Putting these skills into practice on a daily basis means building relationships directly with partners. Instead of an e-mail or a phone call, attorneys on Traficanti’s team are asked to make “house calls” by walking down the hall for face-to-face conversations, a practice that is regularly reciprocated. “It makes me happy when Steve, our CEO, walks right past my office on his way to someone else’s to ask for advice,” says Traficanti, who encourages his people to develop their own relationships with executives and simply keep him informed of developments. “I want to be someone who empowers his people and encourages the legal and business departments to work as a team.”

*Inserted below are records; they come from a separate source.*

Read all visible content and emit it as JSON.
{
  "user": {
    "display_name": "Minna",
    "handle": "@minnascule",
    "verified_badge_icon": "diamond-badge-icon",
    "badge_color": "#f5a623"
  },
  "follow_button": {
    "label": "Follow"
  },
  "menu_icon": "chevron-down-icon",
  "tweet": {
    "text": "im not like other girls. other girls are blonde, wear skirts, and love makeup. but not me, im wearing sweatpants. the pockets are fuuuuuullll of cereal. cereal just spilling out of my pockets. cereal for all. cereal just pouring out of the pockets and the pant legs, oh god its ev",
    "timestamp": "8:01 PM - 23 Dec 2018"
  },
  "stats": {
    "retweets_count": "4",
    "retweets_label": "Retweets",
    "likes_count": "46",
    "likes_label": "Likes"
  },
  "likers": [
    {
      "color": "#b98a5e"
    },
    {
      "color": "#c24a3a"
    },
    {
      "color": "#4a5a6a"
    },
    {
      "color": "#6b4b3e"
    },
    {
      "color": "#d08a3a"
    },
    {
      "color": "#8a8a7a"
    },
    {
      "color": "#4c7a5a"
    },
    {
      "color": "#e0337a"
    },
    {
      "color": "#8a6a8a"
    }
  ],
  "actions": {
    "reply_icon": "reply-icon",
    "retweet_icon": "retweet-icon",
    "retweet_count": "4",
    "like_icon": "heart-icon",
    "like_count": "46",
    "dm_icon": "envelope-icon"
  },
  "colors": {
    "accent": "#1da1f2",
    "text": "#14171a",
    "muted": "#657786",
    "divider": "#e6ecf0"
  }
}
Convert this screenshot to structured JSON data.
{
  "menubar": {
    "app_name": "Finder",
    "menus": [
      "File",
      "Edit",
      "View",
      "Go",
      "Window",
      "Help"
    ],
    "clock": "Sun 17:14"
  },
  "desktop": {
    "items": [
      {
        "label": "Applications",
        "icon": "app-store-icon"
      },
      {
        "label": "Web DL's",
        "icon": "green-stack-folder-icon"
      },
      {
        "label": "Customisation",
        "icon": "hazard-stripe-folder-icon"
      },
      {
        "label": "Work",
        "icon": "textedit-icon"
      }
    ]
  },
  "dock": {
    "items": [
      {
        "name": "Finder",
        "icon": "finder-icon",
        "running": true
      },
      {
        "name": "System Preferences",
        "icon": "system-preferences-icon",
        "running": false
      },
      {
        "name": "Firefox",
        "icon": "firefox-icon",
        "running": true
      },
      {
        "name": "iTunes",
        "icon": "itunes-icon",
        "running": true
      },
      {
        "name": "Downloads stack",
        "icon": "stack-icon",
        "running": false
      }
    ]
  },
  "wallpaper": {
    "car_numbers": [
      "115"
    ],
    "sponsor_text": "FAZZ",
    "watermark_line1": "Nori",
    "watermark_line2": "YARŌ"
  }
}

Developing, maintaining, and protecting that kind of a team starts at the top, says Traficanti. He might be known around the office for his boisterous personality and sense of humor, but when Traficanti meets with his team of experts, he tends to sit back and listen carefully to each of their positions and ideas on a topic. “I can walk into a meeting with one position, and after listening to my team, I might only retain 50 percent of it.” The key is taking that 50 percent and carefully blending it together with other ideas into a cohesive solution that satisfies everyone.

Traficanti has found that working in this collaborative way communicates each team member’s importance and crucial role in the team’s success. “I’m nothing without these folks,” he says of the six people on his legal team and the more than forty others in compliance. Together they form a creative and talented group that constantly pushes him to think differently about questions, problems, and solutions.

An open mind and willingness to learn is a key component of maintaining Traficanti’s team-centric methodology—almost as important as the sincere trust he places in his team. Sometimes it means taking risks or trying something new that’s initially uncomfortable, but Traficanti believes stretching himself is important. “You have to find something that will get you out of your comfort zone,” he says. “Engage something that scares you enough to motivate you.”

To that end, Traficanti does not “compartmentalize” his people. Rather, he demands that everyone learns all aspects of the business and works to become an active expert in all legal matters a company can face; from drafting contracts, to M&A, to wrestling with employment law matters to litigation. “A ‘general counsel’ needs to be exactly that—schooled in all matters relevant to business. And I think that is all things legal, to be frank,” he says.

Creating the right in-house legal team means planting seeds of confidence and trust, cultivating healthy relationships across the team and business, and stretching them to grow strong enough to continue in the absence of their leader. “My goal is that when I move on, they won’t miss me,” says Traficanti. “I want to make sure they know I trust them and that they’re important, and to train them up to be my legacy.”

Ultimately, raising a team of problem-solvers and solution-finders and leaving them in the hands of a capable and confident successor will be the greatest fruits of all his labor.